It is an odd fact that all the really outstanding jazz trombonists were very low on ego. Carl Fontana, perhaps the most gifted player of his time, certainly was. He played potent and dazzling music in such a facile way that it was rather like Leonardo da Vinci sawing off a length of picture on demand.
Fontana first surfaced in 1951. The Woody Herman band was playing at the Blue Room in New Orleans when its virtuoso trombone soloist Urbie Green had to return to New York for three weeks when his wife gave birth. A young local musician hired as a temporary replacement arrived in the band room. Can I help you? asked the tenor player Dick Hafer. I'm here to replace Urbie Green, said Fontana. You're here to replace Urbie Green? repeated Hafer, as the band musicians roared with sardonic laughter.

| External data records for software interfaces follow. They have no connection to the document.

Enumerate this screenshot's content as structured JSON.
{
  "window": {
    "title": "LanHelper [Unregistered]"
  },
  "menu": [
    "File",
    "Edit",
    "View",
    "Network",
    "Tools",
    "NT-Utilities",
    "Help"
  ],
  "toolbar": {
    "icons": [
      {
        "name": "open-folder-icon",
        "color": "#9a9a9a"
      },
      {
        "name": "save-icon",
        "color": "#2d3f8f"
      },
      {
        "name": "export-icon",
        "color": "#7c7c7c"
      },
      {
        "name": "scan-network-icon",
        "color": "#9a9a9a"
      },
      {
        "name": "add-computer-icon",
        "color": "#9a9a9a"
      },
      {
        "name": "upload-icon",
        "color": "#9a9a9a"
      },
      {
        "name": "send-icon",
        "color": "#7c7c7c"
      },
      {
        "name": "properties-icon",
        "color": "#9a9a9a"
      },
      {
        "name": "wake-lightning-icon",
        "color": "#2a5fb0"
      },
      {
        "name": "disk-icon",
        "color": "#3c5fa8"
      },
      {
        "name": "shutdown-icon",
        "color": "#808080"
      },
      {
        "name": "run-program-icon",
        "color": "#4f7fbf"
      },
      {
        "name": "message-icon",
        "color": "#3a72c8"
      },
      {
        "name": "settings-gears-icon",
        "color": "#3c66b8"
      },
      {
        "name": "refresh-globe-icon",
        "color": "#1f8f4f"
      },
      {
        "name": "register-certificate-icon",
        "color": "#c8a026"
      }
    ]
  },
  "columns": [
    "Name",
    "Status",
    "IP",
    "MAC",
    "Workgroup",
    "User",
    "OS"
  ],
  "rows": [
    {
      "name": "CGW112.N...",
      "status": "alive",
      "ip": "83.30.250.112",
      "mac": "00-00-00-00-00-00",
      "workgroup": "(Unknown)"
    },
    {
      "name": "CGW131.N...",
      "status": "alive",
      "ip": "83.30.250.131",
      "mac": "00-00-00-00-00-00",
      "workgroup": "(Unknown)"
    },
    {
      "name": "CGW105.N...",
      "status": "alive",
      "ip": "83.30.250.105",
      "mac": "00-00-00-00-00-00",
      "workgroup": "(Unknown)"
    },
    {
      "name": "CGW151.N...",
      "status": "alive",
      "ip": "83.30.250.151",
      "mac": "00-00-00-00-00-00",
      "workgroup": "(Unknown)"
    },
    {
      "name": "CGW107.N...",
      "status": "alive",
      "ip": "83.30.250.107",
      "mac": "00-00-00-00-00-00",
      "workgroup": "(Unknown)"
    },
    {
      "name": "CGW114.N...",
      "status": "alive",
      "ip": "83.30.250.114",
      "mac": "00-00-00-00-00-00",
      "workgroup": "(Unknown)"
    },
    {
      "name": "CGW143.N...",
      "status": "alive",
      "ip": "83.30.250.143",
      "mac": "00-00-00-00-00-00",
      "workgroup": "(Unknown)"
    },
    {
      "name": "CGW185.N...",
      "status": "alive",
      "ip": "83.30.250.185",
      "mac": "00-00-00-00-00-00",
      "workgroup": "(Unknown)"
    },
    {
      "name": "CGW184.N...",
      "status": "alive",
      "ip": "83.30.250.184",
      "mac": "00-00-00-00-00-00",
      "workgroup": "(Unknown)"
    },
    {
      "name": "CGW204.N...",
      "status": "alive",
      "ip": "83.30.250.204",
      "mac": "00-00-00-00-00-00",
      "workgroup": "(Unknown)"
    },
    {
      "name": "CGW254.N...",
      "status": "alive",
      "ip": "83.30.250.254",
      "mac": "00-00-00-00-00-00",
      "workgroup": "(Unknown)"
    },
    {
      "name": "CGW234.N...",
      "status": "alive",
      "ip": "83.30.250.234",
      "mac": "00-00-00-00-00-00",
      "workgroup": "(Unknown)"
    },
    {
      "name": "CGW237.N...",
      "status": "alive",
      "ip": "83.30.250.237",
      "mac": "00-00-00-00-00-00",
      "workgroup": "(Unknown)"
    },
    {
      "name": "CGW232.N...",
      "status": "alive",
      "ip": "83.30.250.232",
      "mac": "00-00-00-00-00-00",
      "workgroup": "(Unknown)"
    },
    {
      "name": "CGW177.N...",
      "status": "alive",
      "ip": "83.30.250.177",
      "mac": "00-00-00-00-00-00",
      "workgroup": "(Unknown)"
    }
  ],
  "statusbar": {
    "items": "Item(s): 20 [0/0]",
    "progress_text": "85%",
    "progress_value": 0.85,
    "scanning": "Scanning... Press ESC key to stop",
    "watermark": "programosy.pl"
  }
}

In performance an hour or so later, their jaws dropped as Fontana ripped off a series of agile and eloquent solos that instantly announced him as a challenger to the crown of Jay Jay Johnson, the trombonist who dominated the era. From then on, Fontana never looked back and no one has ever challenged his supremacy. His several disciples approached his speed and technical agility, but no one ever matched his sublime streams of improvisation.
Herman was so impressed that when Urbie Green returned he kept Fontana in the band. The young man abandoned his studies for his master's degree and toured with Herman for the next two years.